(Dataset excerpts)
※

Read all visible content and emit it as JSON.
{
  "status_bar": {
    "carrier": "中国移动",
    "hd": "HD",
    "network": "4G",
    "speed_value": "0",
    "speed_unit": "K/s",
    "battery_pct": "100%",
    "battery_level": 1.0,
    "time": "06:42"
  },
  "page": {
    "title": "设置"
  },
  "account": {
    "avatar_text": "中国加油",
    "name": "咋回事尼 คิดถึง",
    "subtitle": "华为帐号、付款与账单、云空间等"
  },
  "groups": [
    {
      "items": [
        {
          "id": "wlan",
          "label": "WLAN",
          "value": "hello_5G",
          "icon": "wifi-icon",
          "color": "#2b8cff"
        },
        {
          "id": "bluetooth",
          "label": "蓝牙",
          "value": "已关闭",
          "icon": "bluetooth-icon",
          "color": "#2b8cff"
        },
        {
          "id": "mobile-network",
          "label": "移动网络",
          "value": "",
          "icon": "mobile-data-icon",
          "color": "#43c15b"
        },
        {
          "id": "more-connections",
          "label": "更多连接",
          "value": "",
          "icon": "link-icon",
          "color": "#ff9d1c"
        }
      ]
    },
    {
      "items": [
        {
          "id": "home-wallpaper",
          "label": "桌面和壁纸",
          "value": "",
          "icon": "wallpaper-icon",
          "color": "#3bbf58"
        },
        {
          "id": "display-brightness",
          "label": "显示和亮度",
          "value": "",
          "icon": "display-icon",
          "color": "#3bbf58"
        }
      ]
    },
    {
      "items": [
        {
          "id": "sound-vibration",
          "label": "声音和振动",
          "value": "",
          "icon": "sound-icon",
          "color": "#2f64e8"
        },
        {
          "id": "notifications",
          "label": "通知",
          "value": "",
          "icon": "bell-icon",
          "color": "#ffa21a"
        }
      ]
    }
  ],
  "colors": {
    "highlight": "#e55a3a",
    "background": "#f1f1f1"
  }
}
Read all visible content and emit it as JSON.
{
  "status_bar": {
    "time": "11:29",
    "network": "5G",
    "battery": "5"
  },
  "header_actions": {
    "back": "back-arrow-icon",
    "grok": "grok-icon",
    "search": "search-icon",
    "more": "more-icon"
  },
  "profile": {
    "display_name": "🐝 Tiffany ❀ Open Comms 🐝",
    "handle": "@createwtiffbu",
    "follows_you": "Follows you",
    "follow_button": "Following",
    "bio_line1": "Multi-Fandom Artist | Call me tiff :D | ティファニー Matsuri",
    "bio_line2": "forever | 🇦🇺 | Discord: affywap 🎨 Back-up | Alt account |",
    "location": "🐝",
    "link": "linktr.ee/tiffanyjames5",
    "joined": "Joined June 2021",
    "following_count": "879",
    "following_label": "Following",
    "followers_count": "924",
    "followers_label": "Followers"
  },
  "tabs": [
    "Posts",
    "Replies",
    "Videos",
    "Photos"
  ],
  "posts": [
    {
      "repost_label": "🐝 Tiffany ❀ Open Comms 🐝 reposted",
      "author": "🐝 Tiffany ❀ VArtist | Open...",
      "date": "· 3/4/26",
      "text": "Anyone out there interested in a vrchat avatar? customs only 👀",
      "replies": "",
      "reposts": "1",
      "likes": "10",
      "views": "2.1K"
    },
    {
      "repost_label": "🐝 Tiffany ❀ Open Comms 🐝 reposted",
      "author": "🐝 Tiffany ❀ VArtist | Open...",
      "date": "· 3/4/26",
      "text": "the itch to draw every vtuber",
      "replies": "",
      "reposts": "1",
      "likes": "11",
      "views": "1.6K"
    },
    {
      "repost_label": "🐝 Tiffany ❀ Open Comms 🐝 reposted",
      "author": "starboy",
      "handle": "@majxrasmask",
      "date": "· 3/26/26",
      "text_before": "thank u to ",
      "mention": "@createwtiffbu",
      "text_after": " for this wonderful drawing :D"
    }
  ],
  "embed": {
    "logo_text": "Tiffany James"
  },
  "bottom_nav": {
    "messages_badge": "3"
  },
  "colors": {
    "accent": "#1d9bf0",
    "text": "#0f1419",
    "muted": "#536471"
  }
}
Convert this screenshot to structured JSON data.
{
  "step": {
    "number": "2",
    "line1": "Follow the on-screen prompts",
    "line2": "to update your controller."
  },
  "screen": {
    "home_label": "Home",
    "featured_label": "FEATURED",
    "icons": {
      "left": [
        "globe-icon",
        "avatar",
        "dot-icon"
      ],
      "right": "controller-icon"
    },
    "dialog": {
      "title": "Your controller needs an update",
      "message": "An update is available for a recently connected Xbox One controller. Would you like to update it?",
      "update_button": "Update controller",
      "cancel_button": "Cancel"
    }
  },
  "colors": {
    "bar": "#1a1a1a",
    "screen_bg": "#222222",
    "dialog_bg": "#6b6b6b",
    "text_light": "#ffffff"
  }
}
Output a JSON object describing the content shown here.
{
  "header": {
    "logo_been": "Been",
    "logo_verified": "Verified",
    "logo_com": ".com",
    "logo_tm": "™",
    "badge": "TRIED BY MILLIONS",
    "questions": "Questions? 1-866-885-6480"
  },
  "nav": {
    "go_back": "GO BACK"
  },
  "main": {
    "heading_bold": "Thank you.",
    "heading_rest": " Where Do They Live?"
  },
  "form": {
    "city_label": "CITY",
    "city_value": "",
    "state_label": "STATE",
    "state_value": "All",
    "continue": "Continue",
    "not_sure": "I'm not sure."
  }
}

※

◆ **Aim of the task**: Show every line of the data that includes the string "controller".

◆ **Answer to this exercise**:
    "line2": "to update your controller."
      "right": "controller-icon"
      "title": "Your controller needs an update",
      "message": "An update is available for a recently connected Xbox One controller. Would you like to update it?",
      "update_button": "Update controller",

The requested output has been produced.